Periodontal treatments range from non-surgical methods like scaling and root planing to surgical procedures like gingival grafts, depending on the severity of the condition. Moreover, periodontics also plays a paramount role in the management of complex dental cases, ensuring the longevity of dental implants and prosthetics.

Therefore, the importance of periodontics in dental care is multifaceted, extending beyond mere gum health maintenance.


Comparing Endodontics and Periodontics: Key Differences

How do endodontics and periodontics, both integral to dental health, differ from each other in their areas of focus and methodologies?

Endodontics primarily deals with diseases of the dental pulp and nerves, employing treatments like root canal therapy.

Periodontics, on the other hand, addresses concerns of the gum and bone supporting the teeth, with treatment options including scaling and root planing.

In terms of specialty selection, endodontics requires proficiency in intricate procedures, while periodontics necessitates understanding the systemic implications of gum diseases.

Treatment comparisons highlight that endodontic procedures are typically singular, focused interventions, while periodontic treatments may be ongoing to manage chronic conditions.

Despite these differences, both specialties share the common goal of preserving oral health.

Frequently Asked Questions

What Are the Potential Risks or Complications Associated With Endodontic and Periodontic Treatments?

Understanding treatment options in endodontics and periodontics is crucial due to potential risks including infection, tooth loss, and complications from anesthesia.
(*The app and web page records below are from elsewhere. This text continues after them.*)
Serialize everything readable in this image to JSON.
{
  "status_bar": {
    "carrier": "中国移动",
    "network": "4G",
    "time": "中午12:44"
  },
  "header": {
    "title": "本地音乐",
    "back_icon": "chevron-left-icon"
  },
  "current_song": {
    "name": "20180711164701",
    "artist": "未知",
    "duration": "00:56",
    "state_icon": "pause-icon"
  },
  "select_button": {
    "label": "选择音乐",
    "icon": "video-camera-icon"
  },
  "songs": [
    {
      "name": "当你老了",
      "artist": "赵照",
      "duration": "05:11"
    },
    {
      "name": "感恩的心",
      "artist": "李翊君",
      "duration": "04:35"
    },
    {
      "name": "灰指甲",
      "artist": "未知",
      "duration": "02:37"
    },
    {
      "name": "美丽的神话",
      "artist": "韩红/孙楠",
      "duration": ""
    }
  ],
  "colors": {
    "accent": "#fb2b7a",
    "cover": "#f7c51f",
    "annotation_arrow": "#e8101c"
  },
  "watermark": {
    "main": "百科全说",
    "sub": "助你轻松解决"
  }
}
The role of oral hygiene is critical in minimizing these adverse outcomes.

How Can I Prevent the Need for Endodontic or Periodontic Procedures?

Preventing the need for endodontic or periodontic procedures can be achieved through regular dental check-ups covered by dental insurance, and effective home remedies like proper brushing, flossing, and maintaining a balanced diet.
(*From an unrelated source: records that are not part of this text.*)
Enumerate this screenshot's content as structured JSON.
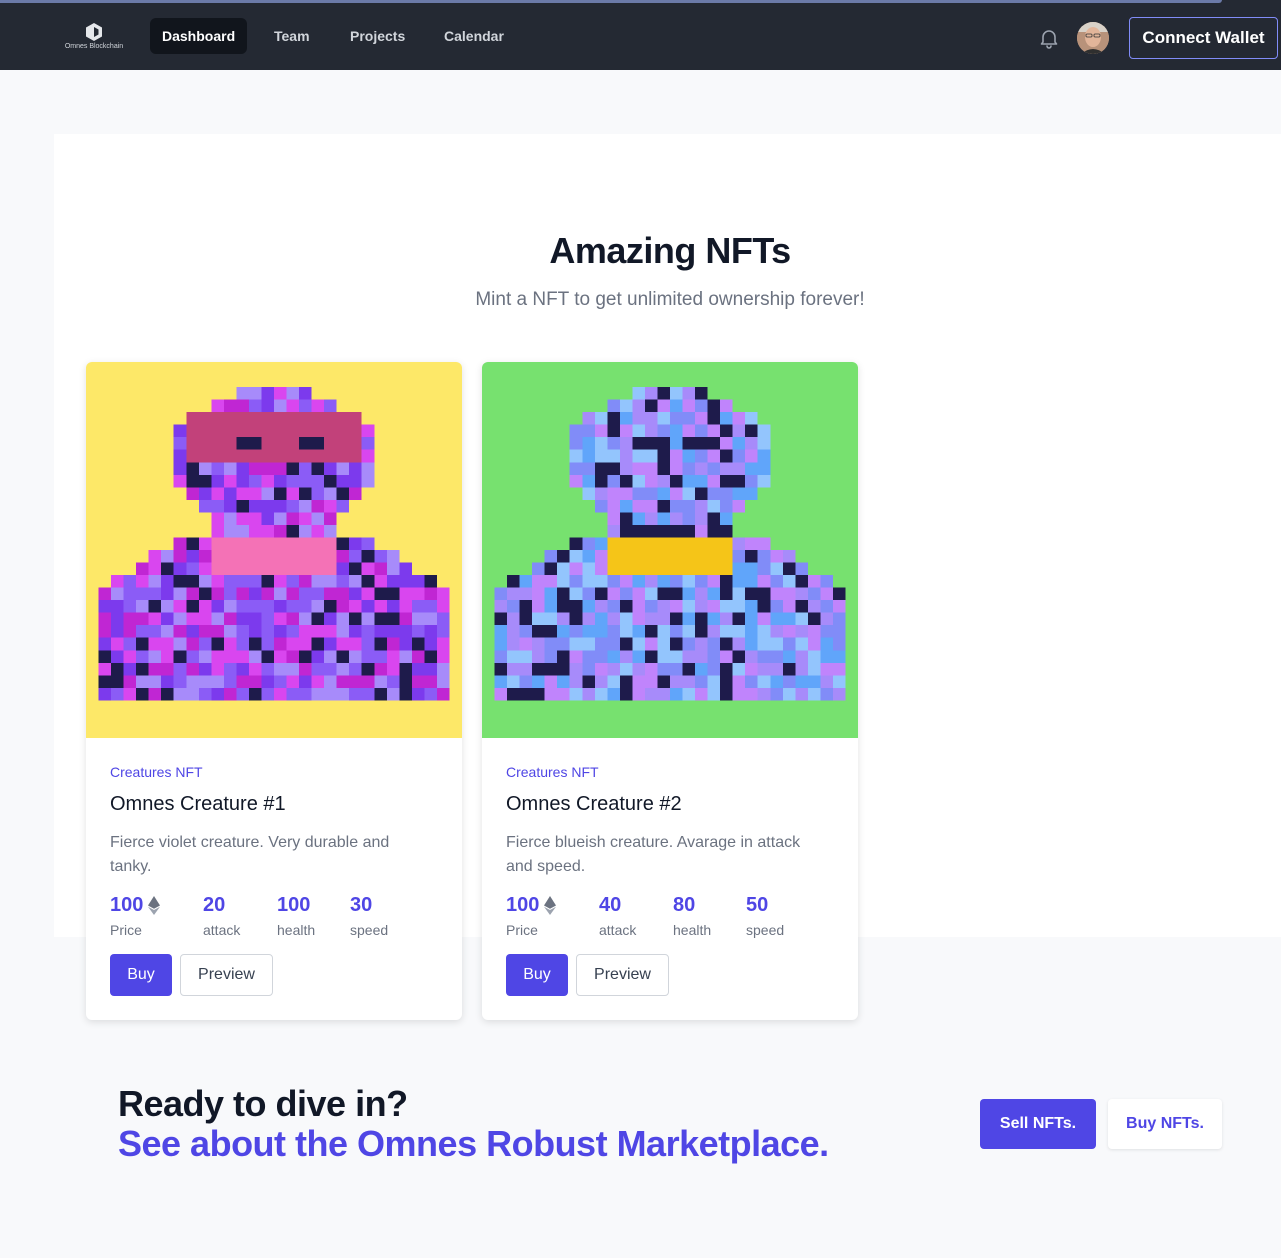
{
  "brand": {
    "logo_text": "Omnes Blockchain"
  },
  "nav": {
    "links": [
      {
        "label": "Dashboard",
        "active": true
      },
      {
        "label": "Team",
        "active": false
      },
      {
        "label": "Projects",
        "active": false
      },
      {
        "label": "Calendar",
        "active": false
      }
    ],
    "icons": [
      "bell-icon",
      "user-avatar"
    ],
    "connect_wallet": "Connect Wallet"
  },
  "hero": {
    "title": "Amazing NFTs",
    "subtitle": "Mint a NFT to get unlimited ownership forever!"
  },
  "cards": [
    {
      "category": "Creatures NFT",
      "name": "Omnes Creature #1",
      "description": "Fierce violet creature. Very durable and tanky.",
      "background": "#fde868",
      "stats": [
        {
          "value": "100",
          "label": "Price",
          "icon": "ethereum-icon"
        },
        {
          "value": "20",
          "label": "attack"
        },
        {
          "value": "100",
          "label": "health"
        },
        {
          "value": "30",
          "label": "speed"
        }
      ],
      "buy": "Buy",
      "preview": "Preview"
    },
    {
      "category": "Creatures NFT",
      "name": "Omnes Creature #2",
      "description": "Fierce blueish creature. Avarage in attack and speed.",
      "background": "#77e16f",
      "stats": [
        {
          "value": "100",
          "label": "Price",
          "icon": "ethereum-icon"
        },
        {
          "value": "40",
          "label": "attack"
        },
        {
          "value": "80",
          "label": "health"
        },
        {
          "value": "50",
          "label": "speed"
        }
      ],
      "buy": "Buy",
      "preview": "Preview"
    }
  ],
  "cta": {
    "line1": "Ready to dive in?",
    "line2": "See about the Omnes Robust Marketplace.",
    "sell": "Sell NFTs.",
    "buy": "Buy NFTs."
  },
  "colors": {
    "accent": "#4f46e5",
    "navbar": "#242933",
    "dark": "#111827"
  }
}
What Is the Recovery Process Like After Undergoing an Endodontic or Periodontic Procedure?

The recovery process after endodontic or periodontic procedures typically involves pain management strategies and post-treatment diet adjustments. It’s crucial to adhere to prescribed medication and dietary guidelines to facilitate optimal healing and prevent complications.

How Often Should One Have a Periodontic or Endodontic Check-Up?

The frequency of periodontic and endodontic check-ups varies depending on individual dental health. Typically, biannual visits are recommended, but this may increase if issues arise. Treatment costs and dental insurance coverage can affect these decisions.

Are There Any Lifestyle Changes I Can Make to Improve My Oral Health and Potentially Avoid Endodontic or Periodontic Treatments?

Improving oral health and potentially avoiding endodontic or periodontic treatments is achievable through optimized dental hygiene routines and balanced nutrition. Regular flossing, brushing, and consuming a diet low in sugars can significantly impact dental health.